An entire book deserves to be written on how the world’s big chemical companies have cynically sought to undermine the science of climate change with the sole aim of raking in more profit but on World Ozone Day it’s important to focus on the positives and consider why the global ozone regime remains as relevant as ever
Amid preparations for the UN Framework Convention on Climate Change talks, the Montreal Protocol quietly announced a decision to fund China’s phase-out of hydrochlorofluorocarbons (HCFCs), a move which will keep eight billion tonnes of greenhouse gases out of the atmosphere, not far off China’s annual CO2 emissions
Our Climate Campaigner, Natasha Hurley, reports on the 18th Conference of the Parties (CoP18) to the UNFCCC in Qatar. While some progress was made including a deal on a 'Loss and Damage Mechanism' and acknowledgement of the need for HFC phase-out, an overall lack of urgency and mitigation pledges was disappointing.

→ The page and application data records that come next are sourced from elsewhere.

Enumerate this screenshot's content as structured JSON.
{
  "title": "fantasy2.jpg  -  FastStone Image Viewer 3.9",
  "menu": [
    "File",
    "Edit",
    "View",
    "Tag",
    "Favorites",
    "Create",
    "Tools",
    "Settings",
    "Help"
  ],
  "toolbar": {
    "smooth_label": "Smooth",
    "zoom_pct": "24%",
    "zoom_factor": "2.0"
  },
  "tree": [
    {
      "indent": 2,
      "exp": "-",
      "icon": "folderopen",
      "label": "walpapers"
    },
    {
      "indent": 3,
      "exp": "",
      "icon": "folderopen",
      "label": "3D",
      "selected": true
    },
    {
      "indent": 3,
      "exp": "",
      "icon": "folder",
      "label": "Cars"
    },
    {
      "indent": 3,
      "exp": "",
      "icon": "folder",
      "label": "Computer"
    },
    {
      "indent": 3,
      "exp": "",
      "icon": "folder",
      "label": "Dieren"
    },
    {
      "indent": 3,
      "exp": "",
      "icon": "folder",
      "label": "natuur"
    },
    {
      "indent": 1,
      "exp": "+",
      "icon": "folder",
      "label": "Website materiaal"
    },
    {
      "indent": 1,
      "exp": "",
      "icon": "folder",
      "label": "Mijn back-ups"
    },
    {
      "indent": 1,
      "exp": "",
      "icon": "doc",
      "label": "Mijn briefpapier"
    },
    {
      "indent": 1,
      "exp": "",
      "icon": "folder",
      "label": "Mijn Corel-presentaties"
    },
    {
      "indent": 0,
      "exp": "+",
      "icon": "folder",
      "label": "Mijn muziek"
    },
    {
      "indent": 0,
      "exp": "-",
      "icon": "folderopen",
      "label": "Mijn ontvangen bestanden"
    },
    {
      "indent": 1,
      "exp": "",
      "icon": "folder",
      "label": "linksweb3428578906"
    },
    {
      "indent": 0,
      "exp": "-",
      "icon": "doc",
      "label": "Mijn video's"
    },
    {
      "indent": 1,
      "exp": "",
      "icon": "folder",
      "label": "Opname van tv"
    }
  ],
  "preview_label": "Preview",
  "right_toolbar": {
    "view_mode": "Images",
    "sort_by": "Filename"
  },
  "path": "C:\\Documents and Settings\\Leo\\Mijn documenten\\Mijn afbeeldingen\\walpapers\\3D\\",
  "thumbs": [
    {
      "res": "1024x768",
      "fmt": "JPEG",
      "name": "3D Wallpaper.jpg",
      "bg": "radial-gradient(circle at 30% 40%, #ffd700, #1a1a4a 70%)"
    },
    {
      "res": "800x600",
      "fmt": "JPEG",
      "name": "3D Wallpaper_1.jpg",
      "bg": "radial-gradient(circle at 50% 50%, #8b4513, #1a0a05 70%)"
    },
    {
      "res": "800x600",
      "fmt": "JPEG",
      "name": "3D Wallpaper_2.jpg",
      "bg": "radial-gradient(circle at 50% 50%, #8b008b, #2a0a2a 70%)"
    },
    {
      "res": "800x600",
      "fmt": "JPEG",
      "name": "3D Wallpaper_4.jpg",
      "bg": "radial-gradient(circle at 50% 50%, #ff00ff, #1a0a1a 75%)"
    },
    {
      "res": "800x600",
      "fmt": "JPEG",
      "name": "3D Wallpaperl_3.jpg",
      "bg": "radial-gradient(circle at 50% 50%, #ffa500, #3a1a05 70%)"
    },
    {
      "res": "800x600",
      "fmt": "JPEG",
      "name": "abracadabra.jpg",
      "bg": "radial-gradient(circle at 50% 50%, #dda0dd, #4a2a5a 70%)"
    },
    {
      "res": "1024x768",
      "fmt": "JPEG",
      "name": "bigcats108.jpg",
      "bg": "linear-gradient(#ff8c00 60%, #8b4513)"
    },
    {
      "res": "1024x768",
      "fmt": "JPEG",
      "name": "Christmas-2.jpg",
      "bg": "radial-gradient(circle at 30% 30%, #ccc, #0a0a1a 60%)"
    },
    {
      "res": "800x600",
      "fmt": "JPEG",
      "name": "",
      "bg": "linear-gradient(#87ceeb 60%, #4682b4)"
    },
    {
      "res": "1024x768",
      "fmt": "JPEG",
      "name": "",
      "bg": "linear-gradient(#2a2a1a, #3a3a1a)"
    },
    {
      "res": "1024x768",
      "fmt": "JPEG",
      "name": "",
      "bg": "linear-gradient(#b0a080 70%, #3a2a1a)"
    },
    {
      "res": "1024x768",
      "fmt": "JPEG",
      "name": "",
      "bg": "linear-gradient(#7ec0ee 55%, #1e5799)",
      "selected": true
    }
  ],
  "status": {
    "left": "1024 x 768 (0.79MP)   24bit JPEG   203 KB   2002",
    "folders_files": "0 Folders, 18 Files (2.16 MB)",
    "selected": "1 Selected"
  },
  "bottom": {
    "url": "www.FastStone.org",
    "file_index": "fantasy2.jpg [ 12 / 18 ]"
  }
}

The Montreal Protocol’s relatively unblemished record of forging consensus looks as though it could be severely compromised by the actions of just a few countries – particularly India, China and Brazil – to block agreement on a proposal to globally phase down HFCs, the fastest growing source of greenhouse gas emissions
I travelled to Miami to record interviews with key agencies - Department of Justice (DoJ), Environmental Protection Agency (EPA) and Homeland Security Investigations (HSI) - for a training film on combating illegal trade in ODS which EIA is producing in cooperation with the United Nations Environment Programme